instagram pinterest linkedin facebook twitter goodreads facebook circle twitter circle linkedin circle instagram circle goodreads circle pinterest circle










Assessment by the BookLife Prize


Bell's polished memoir reflects on an interracial marriage in an era before the ban on mixed marriages was deemed unconstitutional. With its uncommon focus, this work shines a light on a tumultuous moment in history and a society on the brink of change.  


Bell's prose is evocative and clear. The author writes with grace and authority, telling her story in a manner that is both inviting and edifying. By focusing on the life of a marriage, Bell offers a unique framework for her memoir. Though she maintains this narrow focus, the specific circumstances provide a window into the greater social climate, offering a stark perspective on racism, politics, and cultural change.


The author effectively places her story within its historical context, blending the personal with the universal, while portraying individuals with compassion and circumstances with nuance. Bell's easy and engaging style draws the reader into a story of personal drama inextricably entangled with the background of national turmoil. 

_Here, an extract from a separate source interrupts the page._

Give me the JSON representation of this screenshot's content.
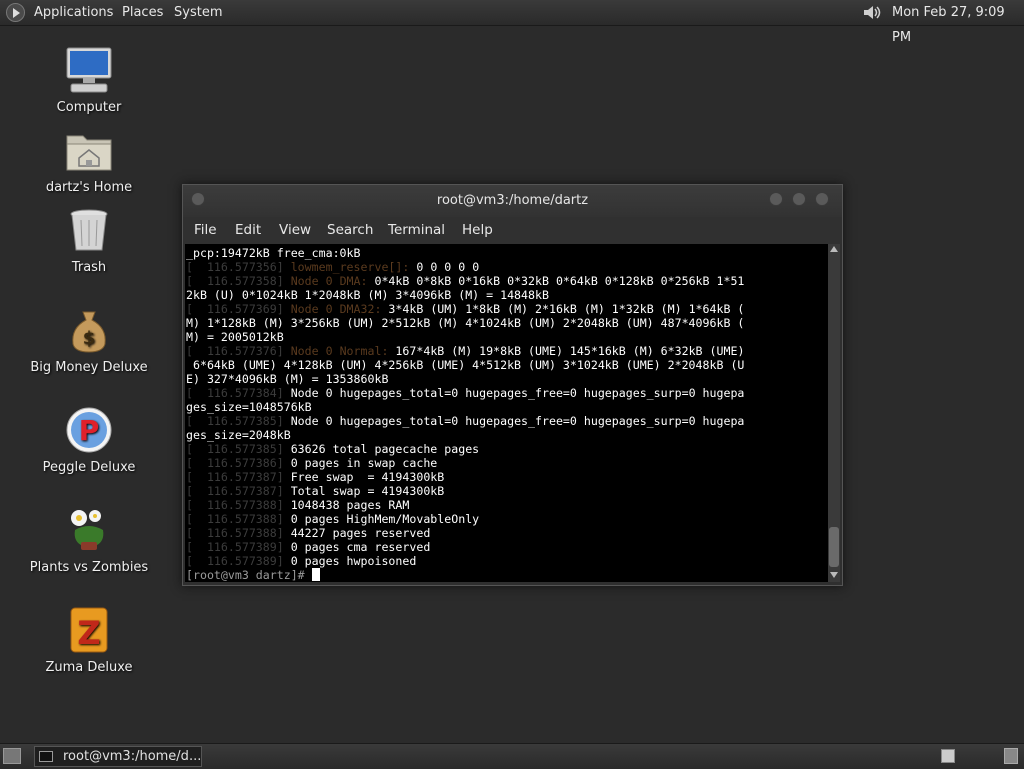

In 1965, before the U.S. Supreme Court ruled that the ban on mixed marriages was unconstitutional, in many states it was a crime to marry "outside your race." And less than 1% of Americans chose to commit that crime. This is the story of how I came to defy that ridiculous law.


It was the sixties. Everything was changing. People were demanding freedom of every kind. Freedom from racism, from the war in Vietnam, from sexism, from police brutality, from college courses that ignored the achievements of everyone except those of European descent. So, why not, also, the freedom to marry whomever you choose?

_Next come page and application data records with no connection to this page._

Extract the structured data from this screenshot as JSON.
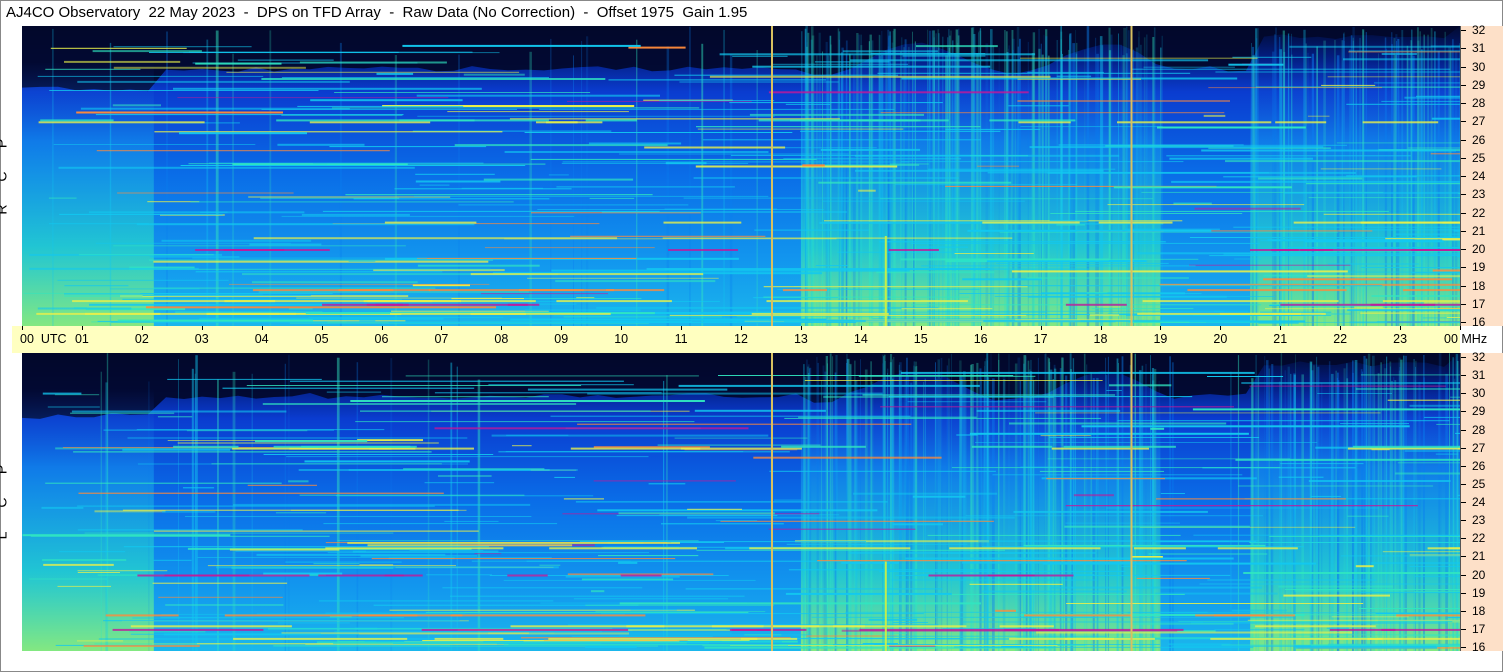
{
  "title": "AJ4CO Observatory  22 May 2023  -  DPS on TFD Array  -  Raw Data (No Correction)  -  Offset 1975  Gain 1.95",
  "panels": {
    "rcp": {
      "side_letters": [
        "P",
        "C",
        "R"
      ]
    },
    "lcp": {
      "side_letters": [
        "P",
        "C",
        "L"
      ]
    }
  },
  "colors": {
    "background": "#ffffff",
    "time_axis_bg": "#ffffc0",
    "freq_axis_bg": "#fde0c8",
    "colormap": [
      "#02104f",
      "#0a3fd8",
      "#0a7ff0",
      "#12c8f0",
      "#30e6c0",
      "#e8f04a",
      "#ff8a3a",
      "#c2189a"
    ]
  },
  "chart_data": [
    {
      "type": "heatmap",
      "panel": "RCP",
      "x_axis": "Time (UTC)",
      "y_axis": "Frequency (MHz)",
      "xlim": [
        0,
        24
      ],
      "ylim": [
        16,
        32
      ],
      "x_ticks": [
        "00  UTC",
        "01",
        "02",
        "03",
        "04",
        "05",
        "06",
        "07",
        "08",
        "09",
        "10",
        "11",
        "12",
        "13",
        "14",
        "15",
        "16",
        "17",
        "18",
        "19",
        "20",
        "21",
        "22",
        "23",
        "00 MHz"
      ],
      "y_ticks": [
        16,
        17,
        18,
        19,
        20,
        21,
        22,
        23,
        24,
        25,
        26,
        27,
        28,
        29,
        30,
        31,
        32
      ],
      "vertical_markers_utc": [
        12.5,
        18.5
      ],
      "intensity_regions_utc": [
        [
          0,
          2.2
        ],
        [
          13.0,
          19.0
        ],
        [
          20.5,
          24
        ]
      ]
    },
    {
      "type": "heatmap",
      "panel": "LCP",
      "x_axis": "Time (UTC)",
      "y_axis": "Frequency (MHz)",
      "xlim": [
        0,
        24
      ],
      "ylim": [
        16,
        32
      ],
      "y_ticks": [
        16,
        17,
        18,
        19,
        20,
        21,
        22,
        23,
        24,
        25,
        26,
        27,
        28,
        29,
        30,
        31,
        32
      ],
      "vertical_markers_utc": [
        12.5,
        18.5
      ],
      "intensity_regions_utc": [
        [
          0,
          2.2
        ],
        [
          13.0,
          19.0
        ],
        [
          20.5,
          24
        ]
      ]
    }
  ]
}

Includes the timely essay, "The Big White Lie." Read an excerpt here.

Essay topics include abortion in "Choosing a Life in the Dark Age"; healing in "For Love of a Child"; aging in "Looking Forward with Aging Grace"; racism in "The Help: How to Comfort Whites"; white supremacy in "The Big White Lie"; and triumphing over racism in "Not All Black People Are Poor, Not All Poor People Are Black."


"I want to thank you for your writing and advice. I've found the essays personally very interesting and helpful. I also thought many of the [essays] were inspiring and funny.... It's a wonderful book." Jennifer Deam

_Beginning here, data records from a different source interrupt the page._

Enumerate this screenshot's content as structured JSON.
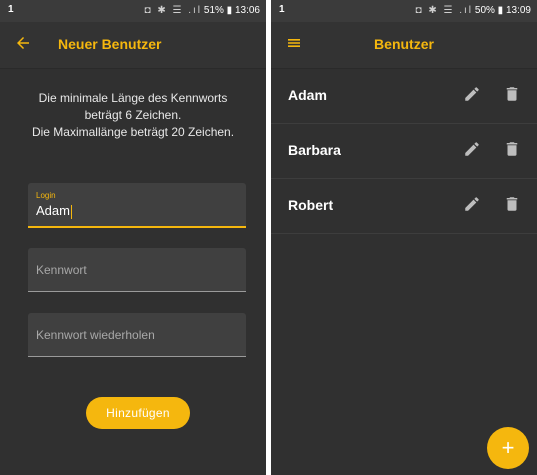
{
  "left_screen": {
    "status_bar": {
      "left": "1",
      "icons": "◘ ✱ ☰ .ıl",
      "right": "51% ▮ 13:06"
    },
    "app_bar": {
      "title": "Neuer Benutzer",
      "back_icon": "arrow-left-icon"
    },
    "info_lines": [
      "Die minimale Länge des Kennworts",
      "beträgt 6 Zeichen.",
      "Die Maximallänge beträgt 20 Zeichen."
    ],
    "login_field": {
      "label": "Login",
      "value": "Adam"
    },
    "password_field": {
      "placeholder": "Kennwort"
    },
    "repeat_field": {
      "placeholder": "Kennwort wiederholen"
    },
    "add_button": "Hinzufügen"
  },
  "right_screen": {
    "status_bar": {
      "left": "1",
      "icons": "◘ ✱ ☰ .ıl",
      "right": "50% ▮ 13:09"
    },
    "app_bar": {
      "title": "Benutzer",
      "menu_icon": "menu-icon"
    },
    "users": [
      "Adam",
      "Barbara",
      "Robert"
    ],
    "fab": "+"
  },
  "colors": {
    "accent": "#f5b70e",
    "background": "#303030",
    "field": "#404040"
  }
}
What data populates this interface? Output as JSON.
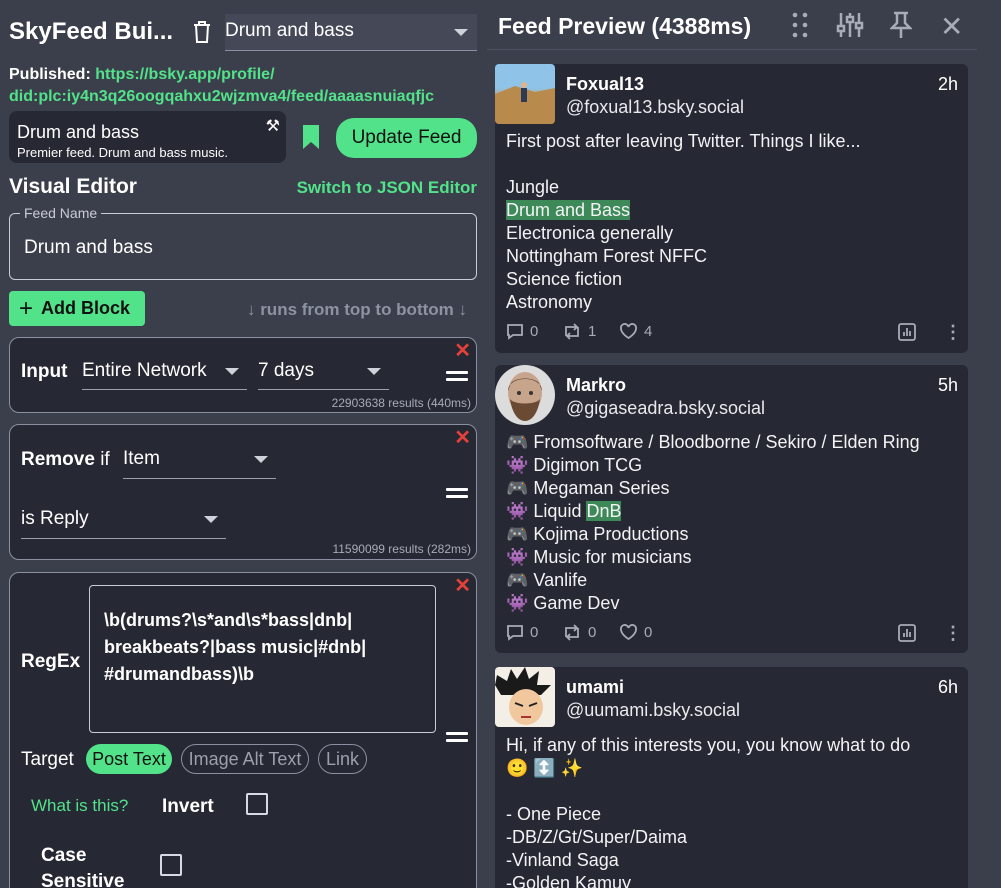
{
  "app": {
    "title": "SkyFeed Bui...",
    "preset_value": "Drum and bass"
  },
  "published": {
    "label": "Published:",
    "url_line1": "https://bsky.app/profile/",
    "url_line2": "did:plc:iy4n3q26oogqahxu2wjzmva4/feed/aaaasnuiaqfjc"
  },
  "feed_info": {
    "name": "Drum and bass",
    "description": "Premier feed. Drum and bass music."
  },
  "update_button": "Update Feed",
  "editor": {
    "title": "Visual Editor",
    "switch_link": "Switch to JSON Editor",
    "feed_name_legend": "Feed Name",
    "feed_name_value": "Drum and bass",
    "add_block": "Add Block",
    "runs_hint": "↓ runs from top to bottom ↓"
  },
  "input_block": {
    "label": "Input",
    "source": "Entire Network",
    "period": "7 days",
    "results": "22903638 results (440ms)"
  },
  "remove_block": {
    "label": "Remove",
    "if_word": "if",
    "subject": "Item",
    "condition": "is Reply",
    "results": "11590099 results (282ms)"
  },
  "regex_block": {
    "label": "RegEx",
    "pattern_line1": "\\b(drums?\\s*and\\s*bass|dnb|",
    "pattern_line2": "breakbeats?|bass music|#dnb|",
    "pattern_line3": "#drumandbass)\\b",
    "target_label": "Target",
    "targets": [
      "Post Text",
      "Image Alt Text",
      "Link"
    ],
    "what_link": "What is this?",
    "invert_label": "Invert",
    "case_label_line1": "Case",
    "case_label_line2": "Sensitive"
  },
  "preview": {
    "title": "Feed Preview (4388ms)"
  },
  "posts": [
    {
      "name": "Foxual13",
      "handle": "@foxual13.bsky.social",
      "time": "2h",
      "lines": [
        "First post after leaving Twitter. Things I like...",
        "",
        "Jungle",
        "Drum and Bass",
        "Electronica generally",
        "Nottingham Forest NFFC",
        "Science fiction",
        "Astronomy"
      ],
      "replies": "0",
      "reposts": "1",
      "likes": "4"
    },
    {
      "name": "Markro",
      "handle": "@gigaseadra.bsky.social",
      "time": "5h",
      "lines": [
        "🎮 Fromsoftware / Bloodborne / Sekiro / Elden Ring",
        "👾 Digimon TCG",
        "🎮 Megaman Series",
        "👾 Liquid ",
        "🎮 Kojima Productions",
        "👾 Music for musicians",
        "🎮 Vanlife",
        "👾 Game Dev"
      ],
      "highlight": "DnB",
      "replies": "0",
      "reposts": "0",
      "likes": "0"
    },
    {
      "name": "umami",
      "handle": "@uumami.bsky.social",
      "time": "6h",
      "lines": [
        "Hi, if any of this interests you, you know what to do",
        "🙂 ↕️ ✨",
        "",
        "- One Piece",
        "-DB/Z/Gt/Super/Daima",
        "-Vinland Saga",
        "-Golden Kamuy"
      ]
    }
  ]
}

A coming-of-age memoir that confronts race and gender issues in middle America during the pre-Civil Rights era.

“Janet Cheatham Bell's beautifully written memoir is both a tender meditation on her close-knit midwestern black family and a searing indictment of the mid-twentieth century racism that circumscribed their lives. Her spirit and resilience—as she grows from depression-era toddler to confident civil rights era woman—will keep you captivated and cheering. This coming of age tale has universal appeal and should be required reading for all Indiana high school students.”

A'Lelia Bundles, author of On Her Own Ground:
The Life and Times of Madam C. J. Walker
, and Madam Walker's great-great granddaughter